This encourages the plant to produce more foliage (because it realizes that it does not have enough), and this foliage will be split. It also gives the plant more energy to put into new leaves, rather than trying to sustain the old ones.
Altogether, this is a great way to help your plant grow more leaves with holes, but can you encourage it to start doing so if it hasn’t yet?
Trick Two) Provide More Light
Some people say that if you give your plant more light, it will split its leaves more readily. This makes sense if it is true that the splits are designed to let the light fall onto foliage beneath because more light from above would prompt this.
Do not suddenly increase the light that your Monstera is exposed. While these plants do enjoy light, they are rainforest plants and they will not handle being moved into a huge amount of bright light.
Monsteras do not like strong, direct sunlight. They often do better in bright but indirect light. You can achieve this by positioning them near a window, but out of the sun’s rays. Alternatively, put them closer to the window but put up a sheer curtain or something similar to screen some of the light off.
Remember, these plants grow beneath the canopies in rainforests, so although they enjoy sunlight, they have not evolved to tolerate it in great concentrations. Light is good, but take the time to get this balance right and ensure your Monstera is neither burning nor dying in the dark.
Trick Three) Meet Its Needs
A happy and healthy Monstera will grow as it should – and that includes leaf fenestration. If your Monstera is sick or lacking in vital nutrients, it is less likely to grow in the normal way, and that means its leaves may not split as you would expect them to.
There are a few things that you need to do to keep your plant healthy:
- Water – done regularly enough to keep the plant damp without causing root rot or fungal infections.
- Food – without nutrients, your plant cannot make healthy foliage that grows and splits as it should. Monsteras like a lot of magnesium, and they also need phosphorus, potassium, and nitrogen. You can add a Monstera’s specific fertilizer which you can easily buy trough Amazon. An 3-1-2 all-purpose fertilizer will also do the job.
- Humidity – Monsteras like humidity levels of 40% and up, as this keeps the foliage clean and fresh, and more likely to behave as it should.
Remember, a healthy Monstera that has as much light, water, food, and humidity as it needs will grow holey leaves as soon as it is old enough and large enough. Don’t expect it to start before it gets big, though!
How Often Do New Leaves Grow?
This depends on how healthy your plant is, how much access it has to the resources it needs, and how old it is. Mature Monstera plants grow more leaves, but in the early years, your Monstera will probably develop one new leaf every month or two.
The plant should also continue to grow both horizontally and vertically, widening its spread and reaching higher.

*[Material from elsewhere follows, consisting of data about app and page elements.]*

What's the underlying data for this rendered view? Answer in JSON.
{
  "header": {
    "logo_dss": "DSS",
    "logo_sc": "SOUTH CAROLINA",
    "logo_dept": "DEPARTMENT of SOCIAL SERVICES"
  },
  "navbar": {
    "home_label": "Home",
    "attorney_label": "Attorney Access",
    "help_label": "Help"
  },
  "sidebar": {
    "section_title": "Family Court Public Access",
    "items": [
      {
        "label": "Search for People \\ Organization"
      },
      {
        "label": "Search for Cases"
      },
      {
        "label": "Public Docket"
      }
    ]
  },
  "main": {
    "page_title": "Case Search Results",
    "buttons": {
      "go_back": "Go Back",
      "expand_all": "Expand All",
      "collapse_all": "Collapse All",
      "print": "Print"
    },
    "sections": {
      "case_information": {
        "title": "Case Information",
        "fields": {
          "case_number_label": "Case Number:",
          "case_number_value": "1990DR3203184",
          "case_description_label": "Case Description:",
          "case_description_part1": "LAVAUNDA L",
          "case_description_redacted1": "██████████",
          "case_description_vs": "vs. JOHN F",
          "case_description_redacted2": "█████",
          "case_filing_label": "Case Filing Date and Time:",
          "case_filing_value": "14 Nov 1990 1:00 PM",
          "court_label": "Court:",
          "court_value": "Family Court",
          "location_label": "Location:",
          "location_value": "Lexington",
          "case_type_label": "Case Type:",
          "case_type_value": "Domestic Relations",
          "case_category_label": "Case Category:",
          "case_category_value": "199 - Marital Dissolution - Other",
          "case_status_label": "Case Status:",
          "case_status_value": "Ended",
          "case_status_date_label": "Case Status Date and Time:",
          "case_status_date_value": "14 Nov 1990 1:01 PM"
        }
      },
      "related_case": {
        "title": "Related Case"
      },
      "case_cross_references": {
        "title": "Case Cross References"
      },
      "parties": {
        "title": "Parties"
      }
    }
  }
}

Some Monstera plants grow up to eight feet tall, so be prepared for this if you have one!
The leaves should also increase in size steadily, and some can get to around eighteen inches across. It can be fun to measure them and see what the largest is on your plant.
If your Monstera seems to be growing very slowly, you should try and run through its list of basic needs. Does it have enough light, food, water, and humidity? Is it falling into shade for most of the day?
Try topping up its fertilizer, moving the plant a bit closer to the window, or installing a grow light to give it a boost, especially in the winter months.
Monstera leaves will not split until the plant is around two or three years old. It must also be large enough for there to be an advantage to splitting its leaves. When it is young, the lower foliage is not blocked from the light by the upper foliage, so these splits are not necessary.